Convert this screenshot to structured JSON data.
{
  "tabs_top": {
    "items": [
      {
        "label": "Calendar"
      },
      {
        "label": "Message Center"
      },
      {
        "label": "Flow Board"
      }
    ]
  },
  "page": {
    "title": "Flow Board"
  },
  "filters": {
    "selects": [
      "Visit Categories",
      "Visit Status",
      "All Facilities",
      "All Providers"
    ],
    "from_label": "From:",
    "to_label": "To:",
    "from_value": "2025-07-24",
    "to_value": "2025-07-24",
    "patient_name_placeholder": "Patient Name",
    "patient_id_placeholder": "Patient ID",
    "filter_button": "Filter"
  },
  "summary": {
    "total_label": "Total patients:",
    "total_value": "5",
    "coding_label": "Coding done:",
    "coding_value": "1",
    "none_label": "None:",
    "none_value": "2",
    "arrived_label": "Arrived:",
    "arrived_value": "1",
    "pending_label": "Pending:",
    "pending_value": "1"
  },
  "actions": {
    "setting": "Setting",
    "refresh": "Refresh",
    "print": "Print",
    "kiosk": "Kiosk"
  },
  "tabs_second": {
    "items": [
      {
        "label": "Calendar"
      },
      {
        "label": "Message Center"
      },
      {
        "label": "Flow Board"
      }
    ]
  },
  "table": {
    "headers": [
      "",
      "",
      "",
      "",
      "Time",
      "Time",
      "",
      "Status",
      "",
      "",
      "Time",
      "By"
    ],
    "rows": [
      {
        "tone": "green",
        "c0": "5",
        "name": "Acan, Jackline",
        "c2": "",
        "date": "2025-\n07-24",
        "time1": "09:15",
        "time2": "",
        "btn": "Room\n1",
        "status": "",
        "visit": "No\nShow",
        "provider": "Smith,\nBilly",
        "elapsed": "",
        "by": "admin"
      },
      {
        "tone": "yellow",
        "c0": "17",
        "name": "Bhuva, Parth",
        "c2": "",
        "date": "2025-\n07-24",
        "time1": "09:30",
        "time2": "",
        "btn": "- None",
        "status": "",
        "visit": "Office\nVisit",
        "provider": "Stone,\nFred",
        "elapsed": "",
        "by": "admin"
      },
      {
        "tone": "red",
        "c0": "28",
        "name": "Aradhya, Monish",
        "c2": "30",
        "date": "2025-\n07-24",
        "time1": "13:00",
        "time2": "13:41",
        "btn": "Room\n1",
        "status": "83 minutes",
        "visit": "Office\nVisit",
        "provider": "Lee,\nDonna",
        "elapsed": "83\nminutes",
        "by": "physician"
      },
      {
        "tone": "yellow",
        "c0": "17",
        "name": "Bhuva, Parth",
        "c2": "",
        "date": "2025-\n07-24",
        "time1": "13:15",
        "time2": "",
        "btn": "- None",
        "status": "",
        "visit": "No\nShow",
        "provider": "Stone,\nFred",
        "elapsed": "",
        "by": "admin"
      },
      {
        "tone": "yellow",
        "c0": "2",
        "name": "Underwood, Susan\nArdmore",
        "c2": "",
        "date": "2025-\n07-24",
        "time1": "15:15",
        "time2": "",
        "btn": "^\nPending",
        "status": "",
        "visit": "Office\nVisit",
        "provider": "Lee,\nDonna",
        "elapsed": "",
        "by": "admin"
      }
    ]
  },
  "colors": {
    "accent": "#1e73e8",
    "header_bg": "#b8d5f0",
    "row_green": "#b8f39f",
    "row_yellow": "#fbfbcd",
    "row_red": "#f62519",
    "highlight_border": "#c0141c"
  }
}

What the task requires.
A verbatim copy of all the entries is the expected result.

Response below.
Convert this screenshot to structured JSON data.
{
  "tabs_top": {
    "items": [
      {
        "label": "Calendar"
      },
      {
        "label": "Message Center"
      },
      {
        "label": "Flow Board"
      }
    ]
  },
  "page": {
    "title": "Flow Board"
  },
  "filters": {
    "selects": [
      "Visit Categories",
      "Visit Status",
      "All Facilities",
      "All Providers"
    ],
    "from_label": "From:",
    "to_label": "To:",
    "from_value": "2025-07-24",
    "to_value": "2025-07-24",
    "patient_name_placeholder": "Patient Name",
    "patient_id_placeholder": "Patient ID",
    "filter_button": "Filter"
  },
  "summary": {
    "total_label": "Total patients:",
    "total_value": "5",
    "coding_label": "Coding done:",
    "coding_value": "1",
    "none_label": "None:",
    "none_value": "2",
    "arrived_label": "Arrived:",
    "arrived_value": "1",
    "pending_label": "Pending:",
    "pending_value": "1"
  },
  "actions": {
    "setting": "Setting",
    "refresh": "Refresh",
    "print": "Print",
    "kiosk": "Kiosk"
  },
  "tabs_second": {
    "items": [
      {
        "label": "Calendar"
      },
      {
        "label": "Message Center"
      },
      {
        "label": "Flow Board"
      }
    ]
  },
  "table": {
    "headers": [
      "",
      "",
      "",
      "",
      "Time",
      "Time",
      "",
      "Status",
      "",
      "",
      "Time",
      "By"
    ],
    "rows": [
      {
        "tone": "green",
        "c0": "5",
        "name": "Acan, Jackline",
        "c2": "",
        "date": "2025-\n07-24",
        "time1": "09:15",
        "time2": "",
        "btn": "Room\n1",
        "status": "",
        "visit": "No\nShow",
        "provider": "Smith,\nBilly",
        "elapsed": "",
        "by": "admin"
      },
      {
        "tone": "yellow",
        "c0": "17",
        "name": "Bhuva, Parth",
        "c2": "",
        "date": "2025-\n07-24",
        "time1": "09:30",
        "time2": "",
        "btn": "- None",
        "status": "",
        "visit": "Office\nVisit",
        "provider": "Stone,\nFred",
        "elapsed": "",
        "by": "admin"
      },
      {
        "tone": "red",
        "c0": "28",
        "name": "Aradhya, Monish",
        "c2": "30",
        "date": "2025-\n07-24",
        "time1": "13:00",
        "time2": "13:41",
        "btn": "Room\n1",
        "status": "83 minutes",
        "visit": "Office\nVisit",
        "provider": "Lee,\nDonna",
        "elapsed": "83\nminutes",
        "by": "physician"
      },
      {
        "tone": "yellow",
        "c0": "17",
        "name": "Bhuva, Parth",
        "c2": "",
        "date": "2025-\n07-24",
        "time1": "13:15",
        "time2": "",
        "btn": "- None",
        "status": "",
        "visit": "No\nShow",
        "provider": "Stone,\nFred",
        "elapsed": "",
        "by": "admin"
      },
      {
        "tone": "yellow",
        "c0": "2",
        "name": "Underwood, Susan\nArdmore",
        "c2": "",
        "date": "2025-\n07-24",
        "time1": "15:15",
        "time2": "",
        "btn": "^\nPending",
        "status": "",
        "visit": "Office\nVisit",
        "provider": "Lee,\nDonna",
        "elapsed": "",
        "by": "admin"
      }
    ]
  },
  "colors": {
    "accent": "#1e73e8",
    "header_bg": "#b8d5f0",
    "row_green": "#b8f39f",
    "row_yellow": "#fbfbcd",
    "row_red": "#f62519",
    "highlight_border": "#c0141c"
  }
}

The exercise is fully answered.